> Information:
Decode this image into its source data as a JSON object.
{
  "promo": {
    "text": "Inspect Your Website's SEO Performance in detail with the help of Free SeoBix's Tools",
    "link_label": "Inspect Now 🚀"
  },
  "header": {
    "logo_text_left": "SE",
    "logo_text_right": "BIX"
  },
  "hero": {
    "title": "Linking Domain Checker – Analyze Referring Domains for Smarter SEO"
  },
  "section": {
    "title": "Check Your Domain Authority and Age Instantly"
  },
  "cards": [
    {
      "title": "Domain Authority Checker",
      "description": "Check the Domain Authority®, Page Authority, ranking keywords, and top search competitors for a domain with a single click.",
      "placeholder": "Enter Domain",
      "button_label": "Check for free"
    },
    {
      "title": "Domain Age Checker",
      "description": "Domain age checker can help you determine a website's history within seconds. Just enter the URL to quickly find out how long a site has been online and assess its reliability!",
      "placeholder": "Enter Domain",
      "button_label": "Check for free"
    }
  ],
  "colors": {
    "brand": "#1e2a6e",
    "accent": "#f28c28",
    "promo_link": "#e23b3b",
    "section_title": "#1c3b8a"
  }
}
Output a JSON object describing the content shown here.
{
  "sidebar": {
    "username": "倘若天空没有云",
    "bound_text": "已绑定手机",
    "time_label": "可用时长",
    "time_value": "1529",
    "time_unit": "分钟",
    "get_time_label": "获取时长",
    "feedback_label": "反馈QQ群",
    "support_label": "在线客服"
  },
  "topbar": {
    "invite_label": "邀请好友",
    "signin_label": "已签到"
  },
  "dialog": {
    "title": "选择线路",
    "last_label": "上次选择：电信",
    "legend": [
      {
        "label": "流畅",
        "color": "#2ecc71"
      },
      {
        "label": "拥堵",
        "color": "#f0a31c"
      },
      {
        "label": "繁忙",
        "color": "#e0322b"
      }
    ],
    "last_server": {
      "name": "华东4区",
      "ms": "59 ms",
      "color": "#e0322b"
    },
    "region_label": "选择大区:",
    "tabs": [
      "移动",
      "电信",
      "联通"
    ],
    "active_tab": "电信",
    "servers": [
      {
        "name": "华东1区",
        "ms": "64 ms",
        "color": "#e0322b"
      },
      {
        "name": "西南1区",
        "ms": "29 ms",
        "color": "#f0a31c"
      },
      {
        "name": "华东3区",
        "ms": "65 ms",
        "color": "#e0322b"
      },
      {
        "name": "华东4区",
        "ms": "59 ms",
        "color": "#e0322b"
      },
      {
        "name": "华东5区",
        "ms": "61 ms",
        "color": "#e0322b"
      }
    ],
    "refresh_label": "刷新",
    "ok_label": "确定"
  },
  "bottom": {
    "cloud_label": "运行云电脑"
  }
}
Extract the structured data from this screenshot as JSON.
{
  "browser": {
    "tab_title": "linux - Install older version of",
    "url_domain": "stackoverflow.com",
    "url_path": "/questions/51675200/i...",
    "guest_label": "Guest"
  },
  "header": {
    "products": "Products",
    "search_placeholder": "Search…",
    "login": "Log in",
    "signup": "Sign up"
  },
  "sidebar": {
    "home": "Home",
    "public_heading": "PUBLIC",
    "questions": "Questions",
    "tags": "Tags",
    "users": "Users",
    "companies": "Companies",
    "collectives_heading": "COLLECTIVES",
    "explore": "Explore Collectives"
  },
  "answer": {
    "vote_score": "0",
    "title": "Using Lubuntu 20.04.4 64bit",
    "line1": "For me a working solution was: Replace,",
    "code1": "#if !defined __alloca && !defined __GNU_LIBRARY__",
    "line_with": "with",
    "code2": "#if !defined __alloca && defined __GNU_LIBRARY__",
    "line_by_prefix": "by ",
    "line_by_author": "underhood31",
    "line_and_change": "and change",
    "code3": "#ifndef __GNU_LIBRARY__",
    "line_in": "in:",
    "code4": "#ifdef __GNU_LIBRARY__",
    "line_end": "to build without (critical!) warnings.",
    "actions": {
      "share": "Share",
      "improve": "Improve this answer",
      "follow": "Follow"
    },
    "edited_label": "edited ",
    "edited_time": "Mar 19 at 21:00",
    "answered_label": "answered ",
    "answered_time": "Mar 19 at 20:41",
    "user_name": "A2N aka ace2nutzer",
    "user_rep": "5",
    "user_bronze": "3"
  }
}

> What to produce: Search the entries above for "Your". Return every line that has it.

> Solution:
    "text": "Inspect Your Website's SEO Performance in detail with the help of Free SeoBix's Tools",
    "title": "Check Your Domain Authority and Age Instantly"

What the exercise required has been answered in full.